Since that paper was published, several economists have taken a deeper dive into the data. In particular, by examining control groups of unregulated facilities, they tease out which changes in the level and geographic composition of pollution were likely caused by the cap-and-trade program instead of unrelated economic trends. That’s the best way to infer whether an increase in air emissions in California was due to cap and trade or, for example, a drop in natural gas prices.

  • A 2018 paper by University of Oregon economist Ryan Walch examined emissions data from virtually all power plants in the United States to gauge the effect of California’s specific policies. His findings pointed toward state reductions in harmful air pollutants with “no compelling evidence for adverse environmental justice impacts for co-pollutants in low-income or high-minority-share communities in California.”  
  • A 2019 paper by Kyle Meng, an environmental economist at the University of California, Santa Barbara compared emissions from all covered facilities in California by zip code.

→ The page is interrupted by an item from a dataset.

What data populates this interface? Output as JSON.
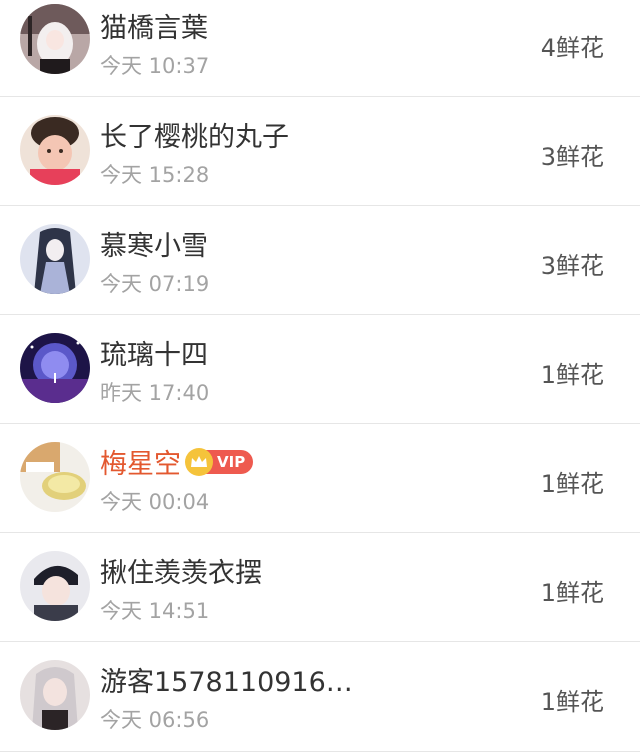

He reported that “If anything, the evidence suggests that disadvantaged communities may have experienced on average a greater decline in emissions since the start of the cap-and-trade program than other communities.”
  • A much more sophisticated 2022 paper by Meng and a colleague at Arizona State University found that over the years 2012 to 2017, California’s cap-and-trade program cut emissions of deadly particulates and smog-forming gasses from covered facilities by 15 to 45 percent. Just as strikingly, it showed that previously widening gaps between disadvantaged and other communities began narrowing as cap and trade drove down air emissions. Figure 3 of their paper, reproduced below, shows the sharp break in relative exposure to four air pollutants starting in 2013, after the program took effect.

What California’s experience demonstrates about the effect of carbon pricing on environmental justice

The “EJ gap” displayed in the above charts denotes the excess exposure to air pollutants experienced by disadvantaged communities compared to other communities. In all four cases this gap, which had been steadily getting worse up to 2012, reversed direction and declined after California’s cap and trade program went into effect.

Looking ahead

The California Environmental Protection Agency reported earlier this year that the state’s cap-and-trade program has saved significant numbers of lives—disproportionately in favor of people of color—by reducing exposure to fine particulate pollution (see chart below). 

Population-Adjusted Premature Deaths Avoided with Change in PM2.5 Emissions from California Facilities Covered by Cap-and-Trade from 2012 to 2017 by Race/Ethnicity

What California’s experience demonstrates about the effect of carbon pricing on environmental justice

Source: Zeise and Blumenfeld, “Impacts of Greenhouse Gas Emission Limits Within Disadvantaged  Communities: Progress Toward Reducing Inequities,” CalEPA, 2022. 

Nonetheless, many environmental justice activists legitimately complain that carbon prices in California remained far too low for many years to make a substantial dent in either carbon emissions or local co-pollutants. That’s an indictment of the program’s administration rather than carbon pricing itself. To avoid such problems, the state’s Environmental Justice Advisory Committee recommended in 2017 that cap-and-trade be replaced with a “system like a carbon tax or fee and dividend program.” That effort has so far failed, but California’s carbon price has risen and is now above $25 per metric ton of CO2 equivalent. 

For all this good news about carbon pricing, no one argues that it represents a solution to all or even most environmental justice issues. Deep inequities continue to plague too many communities even in California and much work remains to be done to address them. Continued dialogue with members of frontline communities is essential and will lead to better policy. 

Jonathan Marshall, the Economics Research Coordinator for Citizens’ Climate Education, is former Economics Editor of the San Francisco Chronicle and the author of six books.